  • @sugarpie – I’m sure the paving choice at the circle was intention, in order to slow people down so that they actually stay in their lane and pay attention to what’s going on. I’ve ridden through it on my motorcycle – which is a little treacherous – with no fear of falling over, so I’m sure you can manage in your car. Sometimes the right choice is pavement that wakes the driver up from their daydreaming, phone call, etc.

    John; I’m guessing your interpretation was what the designers hoped for. But the constant sideways, angular pressure from car tires on the surface has shifted all the pavers. It wasn’t like that when initially installed.

    The City of Houston repair crews were out there recently and patched the valleys and ruts. Now there are asphalt Band-Aids on the inside lane (at least the section from Westcott to Washington). My comment about my truck flying off into the adjacent plantings was a bit of silly hyperbole. I still think it was a bad choice of materials, or at least the installation of the pavers wasn’t as well thought out as it might have been. You’re a real trouper for going through that circle on a motorcycle, though! I wouldn’t have the nerve.

  • @sugarpie – I don’t do it often – usually it’s an “oh crap, forgot about that!” moment. Happily a motorcycle really wants to stay upright unless you make that impossible.

  • Amen, Old School. Infrastructure is everything.

  • I second the Trader Joe’s parking lot on Shephard. Heading north after work is enough to turn even the most mellow hippy. Why must someone turn left into a parking lot that is clearly full?

  • I also nominate the Yale Street “Bridge of Death”. At the current weight limits, many large SUVs are too heavy, but that doesn’t stop them. When I dare to go over the “Bridge of Death” in my little car, I see not only the huge SUVs but many other heavy trucks and even armored cars. Nothing will put Houston on the national news like a bridge collapse!

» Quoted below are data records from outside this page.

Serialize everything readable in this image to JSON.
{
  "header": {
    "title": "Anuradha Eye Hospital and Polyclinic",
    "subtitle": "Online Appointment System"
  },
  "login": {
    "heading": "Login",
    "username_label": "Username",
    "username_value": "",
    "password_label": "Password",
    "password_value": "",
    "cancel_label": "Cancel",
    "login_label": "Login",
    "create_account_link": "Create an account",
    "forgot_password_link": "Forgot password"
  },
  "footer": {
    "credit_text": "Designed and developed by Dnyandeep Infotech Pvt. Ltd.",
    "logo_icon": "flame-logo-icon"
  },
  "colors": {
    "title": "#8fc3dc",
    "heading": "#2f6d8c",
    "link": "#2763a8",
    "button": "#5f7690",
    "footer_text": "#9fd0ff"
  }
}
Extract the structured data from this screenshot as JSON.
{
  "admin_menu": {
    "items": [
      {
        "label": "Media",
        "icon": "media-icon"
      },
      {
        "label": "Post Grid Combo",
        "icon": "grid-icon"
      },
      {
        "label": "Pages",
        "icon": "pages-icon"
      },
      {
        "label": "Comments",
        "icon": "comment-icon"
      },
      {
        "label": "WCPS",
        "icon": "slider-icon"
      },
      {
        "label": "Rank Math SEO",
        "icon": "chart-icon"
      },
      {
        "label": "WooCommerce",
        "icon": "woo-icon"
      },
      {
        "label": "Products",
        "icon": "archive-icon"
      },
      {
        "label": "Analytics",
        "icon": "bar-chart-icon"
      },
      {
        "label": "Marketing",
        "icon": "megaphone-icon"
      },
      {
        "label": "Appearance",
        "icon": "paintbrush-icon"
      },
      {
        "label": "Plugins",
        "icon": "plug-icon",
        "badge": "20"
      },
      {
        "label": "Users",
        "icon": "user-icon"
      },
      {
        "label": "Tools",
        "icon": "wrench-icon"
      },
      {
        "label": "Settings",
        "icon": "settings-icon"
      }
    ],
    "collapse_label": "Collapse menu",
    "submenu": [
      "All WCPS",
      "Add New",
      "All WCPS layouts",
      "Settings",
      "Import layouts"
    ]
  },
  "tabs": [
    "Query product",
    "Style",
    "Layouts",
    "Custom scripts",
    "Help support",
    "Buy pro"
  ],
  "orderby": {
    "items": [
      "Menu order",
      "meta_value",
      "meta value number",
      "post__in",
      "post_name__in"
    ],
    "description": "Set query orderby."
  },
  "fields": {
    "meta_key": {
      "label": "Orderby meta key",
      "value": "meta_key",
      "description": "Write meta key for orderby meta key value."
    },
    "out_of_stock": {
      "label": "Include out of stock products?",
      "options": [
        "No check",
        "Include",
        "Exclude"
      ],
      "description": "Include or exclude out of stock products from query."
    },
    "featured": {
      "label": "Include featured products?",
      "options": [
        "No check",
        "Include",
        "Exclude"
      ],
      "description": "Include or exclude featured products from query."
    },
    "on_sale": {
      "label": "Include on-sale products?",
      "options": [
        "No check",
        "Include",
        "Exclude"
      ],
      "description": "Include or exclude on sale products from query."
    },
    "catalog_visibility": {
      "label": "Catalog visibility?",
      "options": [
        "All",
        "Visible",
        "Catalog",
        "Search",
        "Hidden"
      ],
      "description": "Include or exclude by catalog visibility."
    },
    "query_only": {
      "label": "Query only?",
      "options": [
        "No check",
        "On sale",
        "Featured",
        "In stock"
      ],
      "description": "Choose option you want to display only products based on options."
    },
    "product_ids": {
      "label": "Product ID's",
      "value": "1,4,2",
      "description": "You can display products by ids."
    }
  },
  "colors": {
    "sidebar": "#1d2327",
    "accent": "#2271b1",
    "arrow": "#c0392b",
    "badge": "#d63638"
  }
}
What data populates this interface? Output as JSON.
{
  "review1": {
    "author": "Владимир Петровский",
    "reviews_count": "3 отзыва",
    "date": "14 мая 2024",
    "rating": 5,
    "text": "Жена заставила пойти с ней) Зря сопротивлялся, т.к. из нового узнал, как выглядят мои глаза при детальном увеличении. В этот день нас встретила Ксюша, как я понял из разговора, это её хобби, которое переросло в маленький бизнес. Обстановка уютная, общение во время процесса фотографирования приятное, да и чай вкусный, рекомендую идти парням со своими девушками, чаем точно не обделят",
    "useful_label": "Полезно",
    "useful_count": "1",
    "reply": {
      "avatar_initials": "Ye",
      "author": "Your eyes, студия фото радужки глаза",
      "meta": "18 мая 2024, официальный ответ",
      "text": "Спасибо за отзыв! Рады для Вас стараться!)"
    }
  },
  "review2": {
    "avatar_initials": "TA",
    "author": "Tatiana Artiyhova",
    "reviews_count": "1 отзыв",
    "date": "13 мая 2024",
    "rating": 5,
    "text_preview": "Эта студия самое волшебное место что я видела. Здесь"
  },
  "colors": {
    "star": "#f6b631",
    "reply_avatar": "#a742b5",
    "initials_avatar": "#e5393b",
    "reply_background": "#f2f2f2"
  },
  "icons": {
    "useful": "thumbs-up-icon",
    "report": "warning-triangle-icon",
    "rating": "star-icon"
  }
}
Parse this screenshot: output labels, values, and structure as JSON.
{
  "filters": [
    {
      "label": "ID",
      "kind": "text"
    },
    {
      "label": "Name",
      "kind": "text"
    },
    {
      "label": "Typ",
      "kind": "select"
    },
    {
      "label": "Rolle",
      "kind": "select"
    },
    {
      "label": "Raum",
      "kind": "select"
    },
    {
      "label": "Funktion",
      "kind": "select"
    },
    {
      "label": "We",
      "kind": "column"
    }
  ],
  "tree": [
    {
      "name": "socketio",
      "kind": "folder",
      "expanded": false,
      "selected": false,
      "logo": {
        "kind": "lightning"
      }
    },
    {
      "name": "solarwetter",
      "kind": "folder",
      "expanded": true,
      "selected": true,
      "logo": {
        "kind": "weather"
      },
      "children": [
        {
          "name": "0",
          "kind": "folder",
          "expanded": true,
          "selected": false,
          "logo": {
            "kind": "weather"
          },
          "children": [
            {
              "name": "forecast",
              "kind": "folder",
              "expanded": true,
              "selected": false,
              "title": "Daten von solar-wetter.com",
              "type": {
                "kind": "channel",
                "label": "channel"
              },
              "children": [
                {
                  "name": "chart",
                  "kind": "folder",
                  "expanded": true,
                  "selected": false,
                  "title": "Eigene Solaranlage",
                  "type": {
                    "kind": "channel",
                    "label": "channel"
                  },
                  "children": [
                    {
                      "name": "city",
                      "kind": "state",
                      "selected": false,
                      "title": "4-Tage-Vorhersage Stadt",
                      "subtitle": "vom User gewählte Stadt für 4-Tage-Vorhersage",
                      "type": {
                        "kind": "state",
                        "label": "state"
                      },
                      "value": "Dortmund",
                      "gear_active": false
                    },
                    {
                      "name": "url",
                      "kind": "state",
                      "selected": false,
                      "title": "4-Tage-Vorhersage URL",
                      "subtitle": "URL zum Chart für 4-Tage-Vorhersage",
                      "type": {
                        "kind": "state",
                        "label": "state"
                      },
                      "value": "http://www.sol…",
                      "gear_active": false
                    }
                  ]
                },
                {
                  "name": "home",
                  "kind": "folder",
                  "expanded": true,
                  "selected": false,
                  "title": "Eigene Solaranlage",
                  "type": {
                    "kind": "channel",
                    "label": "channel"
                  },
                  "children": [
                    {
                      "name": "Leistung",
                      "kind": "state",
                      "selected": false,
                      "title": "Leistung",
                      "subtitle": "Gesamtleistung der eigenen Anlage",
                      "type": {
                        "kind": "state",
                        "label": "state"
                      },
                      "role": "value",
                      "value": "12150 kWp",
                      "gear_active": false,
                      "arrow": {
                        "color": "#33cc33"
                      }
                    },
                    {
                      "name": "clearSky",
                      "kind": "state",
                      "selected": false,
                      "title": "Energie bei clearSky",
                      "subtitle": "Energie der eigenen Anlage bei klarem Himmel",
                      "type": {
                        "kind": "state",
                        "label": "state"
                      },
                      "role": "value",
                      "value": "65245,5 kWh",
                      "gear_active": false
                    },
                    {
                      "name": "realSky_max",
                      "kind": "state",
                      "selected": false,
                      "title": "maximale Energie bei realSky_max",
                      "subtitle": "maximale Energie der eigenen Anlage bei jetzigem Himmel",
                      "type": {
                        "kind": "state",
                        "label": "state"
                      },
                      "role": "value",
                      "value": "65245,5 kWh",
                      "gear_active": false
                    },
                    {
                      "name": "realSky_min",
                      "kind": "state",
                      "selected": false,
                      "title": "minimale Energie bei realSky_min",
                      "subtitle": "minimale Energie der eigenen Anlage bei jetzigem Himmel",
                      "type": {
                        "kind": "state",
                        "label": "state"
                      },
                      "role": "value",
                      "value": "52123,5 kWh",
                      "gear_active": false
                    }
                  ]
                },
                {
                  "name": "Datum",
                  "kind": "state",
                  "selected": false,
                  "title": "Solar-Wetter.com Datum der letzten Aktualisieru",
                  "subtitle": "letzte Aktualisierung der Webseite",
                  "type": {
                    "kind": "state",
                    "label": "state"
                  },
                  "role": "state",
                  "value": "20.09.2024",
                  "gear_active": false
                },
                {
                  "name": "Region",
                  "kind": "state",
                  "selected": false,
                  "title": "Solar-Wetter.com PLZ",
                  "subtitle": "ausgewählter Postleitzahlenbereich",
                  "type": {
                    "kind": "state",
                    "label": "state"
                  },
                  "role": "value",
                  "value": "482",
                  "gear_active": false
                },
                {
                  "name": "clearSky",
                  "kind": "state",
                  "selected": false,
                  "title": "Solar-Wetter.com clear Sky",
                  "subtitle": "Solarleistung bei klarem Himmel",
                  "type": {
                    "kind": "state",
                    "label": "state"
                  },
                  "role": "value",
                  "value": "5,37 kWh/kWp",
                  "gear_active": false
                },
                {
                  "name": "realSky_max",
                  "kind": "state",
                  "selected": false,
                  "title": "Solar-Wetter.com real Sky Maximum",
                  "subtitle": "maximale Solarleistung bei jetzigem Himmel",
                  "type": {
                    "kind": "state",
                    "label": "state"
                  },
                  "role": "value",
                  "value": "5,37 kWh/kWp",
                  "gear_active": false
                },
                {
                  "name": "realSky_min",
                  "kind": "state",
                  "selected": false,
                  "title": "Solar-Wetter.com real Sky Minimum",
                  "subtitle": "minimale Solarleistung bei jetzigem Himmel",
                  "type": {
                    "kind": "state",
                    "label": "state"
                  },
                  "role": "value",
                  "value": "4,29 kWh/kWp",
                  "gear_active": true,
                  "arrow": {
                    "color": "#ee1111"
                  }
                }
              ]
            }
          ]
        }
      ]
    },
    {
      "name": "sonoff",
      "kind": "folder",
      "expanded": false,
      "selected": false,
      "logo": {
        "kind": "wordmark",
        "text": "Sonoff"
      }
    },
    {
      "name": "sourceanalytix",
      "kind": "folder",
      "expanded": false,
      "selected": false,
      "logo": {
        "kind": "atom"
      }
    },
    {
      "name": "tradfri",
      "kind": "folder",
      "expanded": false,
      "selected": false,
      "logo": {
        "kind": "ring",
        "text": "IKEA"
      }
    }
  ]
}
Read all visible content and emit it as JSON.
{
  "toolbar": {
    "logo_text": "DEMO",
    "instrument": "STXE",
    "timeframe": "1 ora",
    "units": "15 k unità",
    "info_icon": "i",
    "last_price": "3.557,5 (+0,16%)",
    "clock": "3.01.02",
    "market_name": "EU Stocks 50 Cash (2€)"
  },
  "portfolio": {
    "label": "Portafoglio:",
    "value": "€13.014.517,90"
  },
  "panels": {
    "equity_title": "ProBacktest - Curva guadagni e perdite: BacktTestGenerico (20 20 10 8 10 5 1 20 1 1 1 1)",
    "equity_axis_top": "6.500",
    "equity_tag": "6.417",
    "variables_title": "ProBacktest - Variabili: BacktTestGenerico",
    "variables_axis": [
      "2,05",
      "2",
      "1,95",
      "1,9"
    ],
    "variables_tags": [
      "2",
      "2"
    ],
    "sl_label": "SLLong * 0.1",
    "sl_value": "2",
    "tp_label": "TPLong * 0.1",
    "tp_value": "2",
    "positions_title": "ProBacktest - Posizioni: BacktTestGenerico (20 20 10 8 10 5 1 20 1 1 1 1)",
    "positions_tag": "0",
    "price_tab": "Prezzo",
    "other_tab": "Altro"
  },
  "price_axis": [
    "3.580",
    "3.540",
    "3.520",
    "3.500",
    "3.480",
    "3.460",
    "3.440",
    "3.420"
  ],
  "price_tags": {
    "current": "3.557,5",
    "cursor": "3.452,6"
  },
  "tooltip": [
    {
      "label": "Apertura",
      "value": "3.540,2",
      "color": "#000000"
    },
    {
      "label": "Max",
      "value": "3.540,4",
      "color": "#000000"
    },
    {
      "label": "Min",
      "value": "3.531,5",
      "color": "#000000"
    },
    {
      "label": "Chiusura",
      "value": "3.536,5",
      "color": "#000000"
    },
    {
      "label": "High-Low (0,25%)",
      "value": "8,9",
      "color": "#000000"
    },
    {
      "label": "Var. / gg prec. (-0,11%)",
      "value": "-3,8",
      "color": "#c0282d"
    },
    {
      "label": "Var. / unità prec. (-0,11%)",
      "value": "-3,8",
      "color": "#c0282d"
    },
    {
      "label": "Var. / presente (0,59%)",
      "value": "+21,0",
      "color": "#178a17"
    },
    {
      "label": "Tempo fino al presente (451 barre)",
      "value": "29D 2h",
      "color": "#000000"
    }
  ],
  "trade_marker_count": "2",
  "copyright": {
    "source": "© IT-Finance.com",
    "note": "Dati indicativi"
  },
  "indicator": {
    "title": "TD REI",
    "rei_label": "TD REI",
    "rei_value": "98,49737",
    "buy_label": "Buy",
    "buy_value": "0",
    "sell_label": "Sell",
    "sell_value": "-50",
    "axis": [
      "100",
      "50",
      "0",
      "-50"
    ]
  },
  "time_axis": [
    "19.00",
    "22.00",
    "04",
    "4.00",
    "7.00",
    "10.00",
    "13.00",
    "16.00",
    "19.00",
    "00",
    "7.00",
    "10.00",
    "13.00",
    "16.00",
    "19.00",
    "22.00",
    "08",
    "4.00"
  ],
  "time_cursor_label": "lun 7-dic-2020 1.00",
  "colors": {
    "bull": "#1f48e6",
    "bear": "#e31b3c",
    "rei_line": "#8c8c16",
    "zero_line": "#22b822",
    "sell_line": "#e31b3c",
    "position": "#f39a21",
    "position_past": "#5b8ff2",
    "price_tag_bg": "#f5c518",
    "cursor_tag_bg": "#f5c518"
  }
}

  • This is tough…there are so many! But, it is btwn the 610/290 redu mess and the Yale St. bridge. The 610/290 project has eliminated an enormous amount of taxable property so I hope it ends up helping.

  • @Vanessa, a single SUV, or even an armored car or heavy truck is not going to make the bridge collapse. That’s fear mongering from know nothings. The limit is based on conservative estimates, and includes some safety factors. If you see an overweight vehicle on the bridge, call the number on the vehicle and complain. Moaning about it here is fairly pointless.

  • After re-reading the call for nominations, I realize that we’ve overlooked a real obvious contender: the Houston Zoo “Free Tuesdays”. This monthly event caused gridlock and parking armageddon for everyone on the north end of the Med Center until the powers that be agreed to scale it back to afternoons.

    Were you from out of town and desperately trying to navigate the maze of streets? Your morning just got more complicated by the addition of hordes of families wandering the streets trying to find their way to the zoo.

    If you had contract parking in a garage and you got there a bit later than usual? Too bad, so sad, the TMC sold your spot to a zoo-goer. Go to a remote lot and take the shuttle, you slacker!

    If you were driving an ambulance and needed to get your patient to Ben Taub or Memorial Hermann???? Wait through the gridlock with the rest of us, sucker!

  • I’ll nominate the crap fest that is the 59 to 610 north. I don’t commute or even drive that often, but the times I do and find myself in the area I want to punch myself in the face for choosing to take that interchange.
    It’s like Lord of the Flyss when people bunched up trying to not let anyone in… vs. people trying to squeeze in at the last moment.